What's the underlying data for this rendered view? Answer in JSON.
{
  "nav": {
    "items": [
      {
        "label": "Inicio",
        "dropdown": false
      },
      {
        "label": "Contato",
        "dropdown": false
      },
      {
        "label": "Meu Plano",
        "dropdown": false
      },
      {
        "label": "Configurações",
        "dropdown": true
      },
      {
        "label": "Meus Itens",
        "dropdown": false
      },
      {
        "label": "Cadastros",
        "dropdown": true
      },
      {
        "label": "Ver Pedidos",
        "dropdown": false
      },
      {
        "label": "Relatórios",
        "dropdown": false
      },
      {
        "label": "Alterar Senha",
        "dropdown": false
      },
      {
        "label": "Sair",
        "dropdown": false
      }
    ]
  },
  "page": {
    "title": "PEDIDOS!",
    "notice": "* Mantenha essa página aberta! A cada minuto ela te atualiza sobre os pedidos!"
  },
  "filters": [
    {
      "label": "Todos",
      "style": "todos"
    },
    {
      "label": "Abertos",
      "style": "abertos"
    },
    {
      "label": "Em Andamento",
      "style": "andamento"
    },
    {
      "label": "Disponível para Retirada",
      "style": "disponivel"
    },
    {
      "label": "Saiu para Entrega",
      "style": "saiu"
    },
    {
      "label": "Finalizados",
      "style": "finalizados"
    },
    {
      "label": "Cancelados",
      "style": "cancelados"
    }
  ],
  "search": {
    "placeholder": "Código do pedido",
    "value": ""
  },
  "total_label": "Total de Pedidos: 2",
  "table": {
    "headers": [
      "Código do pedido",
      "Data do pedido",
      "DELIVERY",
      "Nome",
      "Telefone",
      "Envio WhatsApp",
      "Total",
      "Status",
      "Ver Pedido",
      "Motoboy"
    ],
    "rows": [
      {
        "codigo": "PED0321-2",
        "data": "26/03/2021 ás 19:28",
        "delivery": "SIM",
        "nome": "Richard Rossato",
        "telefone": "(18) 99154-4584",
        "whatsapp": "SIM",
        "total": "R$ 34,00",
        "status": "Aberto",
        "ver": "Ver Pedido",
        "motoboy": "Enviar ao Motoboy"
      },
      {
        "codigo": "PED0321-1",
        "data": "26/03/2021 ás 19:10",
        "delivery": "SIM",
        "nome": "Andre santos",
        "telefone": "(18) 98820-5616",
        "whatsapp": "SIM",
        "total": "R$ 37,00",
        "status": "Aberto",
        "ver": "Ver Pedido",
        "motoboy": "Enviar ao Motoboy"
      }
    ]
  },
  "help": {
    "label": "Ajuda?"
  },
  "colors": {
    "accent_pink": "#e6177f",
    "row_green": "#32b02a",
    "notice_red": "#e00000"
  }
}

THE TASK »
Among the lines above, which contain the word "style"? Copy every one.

FINAL ANSWER »
      "style": "todos"
      "style": "abertos"
      "style": "andamento"
      "style": "disponivel"
      "style": "saiu"
      "style": "finalizados"
      "style": "cancelados"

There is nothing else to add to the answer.